My internship at the Oriental Danology Institute (自然力研究院) wasn’t quite what I expected to say the least. I anticipated working on the world water summit the organization has hosted for the last 3 years, as the interns last year did. However, our assigned project ended up being something else entirely. Two fellow IES interns and I worked on their “GRAYvity Cultural Center” project that involved renovating municipal community centers for retired/elderly citizens by redecorating the insides to provide a more hospitable environment for interacting with each other and would encourage younger people to participate as well. Our task was to conduct interviews with senior residents from the area who frequented the community centers for activities such as music lessons, playing ping pong, cooking, and just chatting together. The purpose of the interviews was to get their personal stories and memories about the places. We filmed the interviews and then translated and edited the footage to include both Chinese and English subtitles with the help of our Chinese co-worker Miya. We also did English translation for other miscellaneous print materials they had for other events as well.
Overall, this internship has been about as dysfunctional as I anticipated. I feel I have learned to be more flexible with lack of directions, grown more comfortable with having to work independently on tasks, and chasing the answers I need. I can see improvement in my Chinese communication from just daily tasks like interacting with shop personnel, restaurant staff, my Chinese co-worker, and reading street signs and menus. I feel I have learned quite a bit more about Chinese/Shanghaiese culture through the translations of the interview transcripts. Reading about the senior citizens’ lives was an interesting part of the experience that I wouldn’t have had at any other organization. I also appreciate that we got to visit multiple areas of the Jing’an district due to the nature of our work, but finding the locations on our own and coordinating how to introduce and conduct the interviews was a bit stressful. Our bosses, Jingjing and Zhou Lei, were very welcoming and open to questions, but were often preoccupied with other matters and weren’t present on a daily basis to oversee us. Given the small size of our organization, our agenda and instructions were often given on the fly and were subject to change at a moment’s notice, so flexibility was key in our work environment. This also seemed to be a trend in the other students’ internships as well as they might be given a task they weren’t expecting or felt prepared to carry out at first.

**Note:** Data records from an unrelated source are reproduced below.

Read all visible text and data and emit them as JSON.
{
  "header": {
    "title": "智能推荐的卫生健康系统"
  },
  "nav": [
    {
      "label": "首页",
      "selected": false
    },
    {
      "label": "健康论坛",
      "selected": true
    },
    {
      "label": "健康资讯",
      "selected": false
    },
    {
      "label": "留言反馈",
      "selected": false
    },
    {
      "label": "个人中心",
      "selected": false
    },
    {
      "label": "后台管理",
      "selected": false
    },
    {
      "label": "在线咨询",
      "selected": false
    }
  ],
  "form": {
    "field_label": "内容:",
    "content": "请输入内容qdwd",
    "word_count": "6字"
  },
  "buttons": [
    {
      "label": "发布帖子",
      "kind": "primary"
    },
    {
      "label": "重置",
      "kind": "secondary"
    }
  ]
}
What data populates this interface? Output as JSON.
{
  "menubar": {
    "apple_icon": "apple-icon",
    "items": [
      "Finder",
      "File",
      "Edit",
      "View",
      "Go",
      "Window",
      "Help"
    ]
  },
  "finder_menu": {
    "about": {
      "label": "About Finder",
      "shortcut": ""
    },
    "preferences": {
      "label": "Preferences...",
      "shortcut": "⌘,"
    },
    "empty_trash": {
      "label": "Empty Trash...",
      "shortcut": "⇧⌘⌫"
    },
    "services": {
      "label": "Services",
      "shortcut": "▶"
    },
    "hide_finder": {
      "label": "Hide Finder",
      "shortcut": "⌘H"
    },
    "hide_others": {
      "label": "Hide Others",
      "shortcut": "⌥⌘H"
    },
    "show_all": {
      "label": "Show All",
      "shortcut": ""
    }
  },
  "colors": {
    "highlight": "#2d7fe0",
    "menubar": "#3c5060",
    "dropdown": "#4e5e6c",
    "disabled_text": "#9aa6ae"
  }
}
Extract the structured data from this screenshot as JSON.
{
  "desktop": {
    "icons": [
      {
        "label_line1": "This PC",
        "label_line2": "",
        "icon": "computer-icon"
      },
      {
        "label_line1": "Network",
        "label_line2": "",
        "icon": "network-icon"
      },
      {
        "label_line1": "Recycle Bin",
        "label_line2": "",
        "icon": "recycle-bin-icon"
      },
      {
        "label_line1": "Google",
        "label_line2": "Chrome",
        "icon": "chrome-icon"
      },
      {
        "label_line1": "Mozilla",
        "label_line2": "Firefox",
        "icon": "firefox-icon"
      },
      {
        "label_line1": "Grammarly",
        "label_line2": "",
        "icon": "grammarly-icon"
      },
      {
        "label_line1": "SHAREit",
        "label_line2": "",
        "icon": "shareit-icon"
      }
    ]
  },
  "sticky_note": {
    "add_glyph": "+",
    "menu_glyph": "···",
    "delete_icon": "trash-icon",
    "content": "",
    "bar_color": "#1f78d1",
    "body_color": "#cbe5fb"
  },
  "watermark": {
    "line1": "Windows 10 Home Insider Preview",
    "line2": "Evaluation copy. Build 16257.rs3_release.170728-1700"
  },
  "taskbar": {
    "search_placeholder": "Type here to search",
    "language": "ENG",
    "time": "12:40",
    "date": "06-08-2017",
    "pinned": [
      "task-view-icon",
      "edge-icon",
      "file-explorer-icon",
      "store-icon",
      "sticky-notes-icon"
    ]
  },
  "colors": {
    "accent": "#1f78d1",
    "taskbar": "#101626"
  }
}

While I did primarily apply for the internship experience, the biggest gain has been the experience of living abroad in a culture different than the one I’m familiar with and learning to adjust to the pace of living (mostly) independently in the city. I’ve become far more comfortable speaking to native speakers and have gotten over the awkwardness/fear of being misunderstood or looking foolish, something I struggled with at my home institution even while taking classes. You just have to accept it won’t be perfect, but that it’s worth trying in the end and press into the uncomfortableness until it’s not an ordeal every time. Most people you talk to are very understanding that you’re trying your best. We all quickly learned how to make it most anywhere using only our map apps, public transport, and walking, a skill that seems simple but is a crucial part of daily life. I’d often go on errands or commute back by myself and became comfortable with doing a lot on my own. Being outside of my comfort zone on a daily basis made things that might seem like a big deal in the States, small potatoes (relatively speaking).
Shanghai requires you to grow a thick skin, but it has grown and challenged me to become a more “global citizen” and will always have a place in my heart.
This portion is for those considering traveling to Shanghai on the program in the future. These are my own personal tips based on my experience, take ‘em or leave ‘em.
• You WILL need an umbrella at some point during your stay, it’s up to you if you want to buy one there, bring one from home, or try to borrow/share the whole time
• Don’t need a money belt, but do need reliable means to carry money
• Either convert all your money at one time at a bank or keep withdrawing large sums from the ATM
• Bring some CNY with you when you arrive, at least enough to cover the taxi ride and from the airport and a meal (just one more thing you don’t have to struggle with immediately)
• Bring outlet converter/adapter as needed (especially pay attention to the voltage your computer cord can handle)
• Bring slightly more clothes or do laundry more often (it was hot af and the sweat was real, so it was harder to re-wear outfits without washing)
• Bring a backpack that could be used for weekend trips AND school work
• Figure out your VPN situation beforehand (often schools provide them)
• Comfortable, versatile shoes
• Check if there is a student discount on everything even if you’re unsure (especially tickets to touristy places)
• Nearly everything requires a bit of a commute, give yourself enough time to get places
Some pros and cons for those who can’t decide which would be a better fit:
• For those with an independent spirit
• Provided meals and laundry
• Some outings with fam
• Good Chinese practice
• Far from campus
• Hard to meet up with other students and hard to explore casually with others on campus
• Cafeteria and class v close
• Lots to do nearby
• Easy place to meet up and lots of field trips meet here
• No laundry
• May share room
• More of a bubble
• Have to find meals on your own (no microwave and fridge)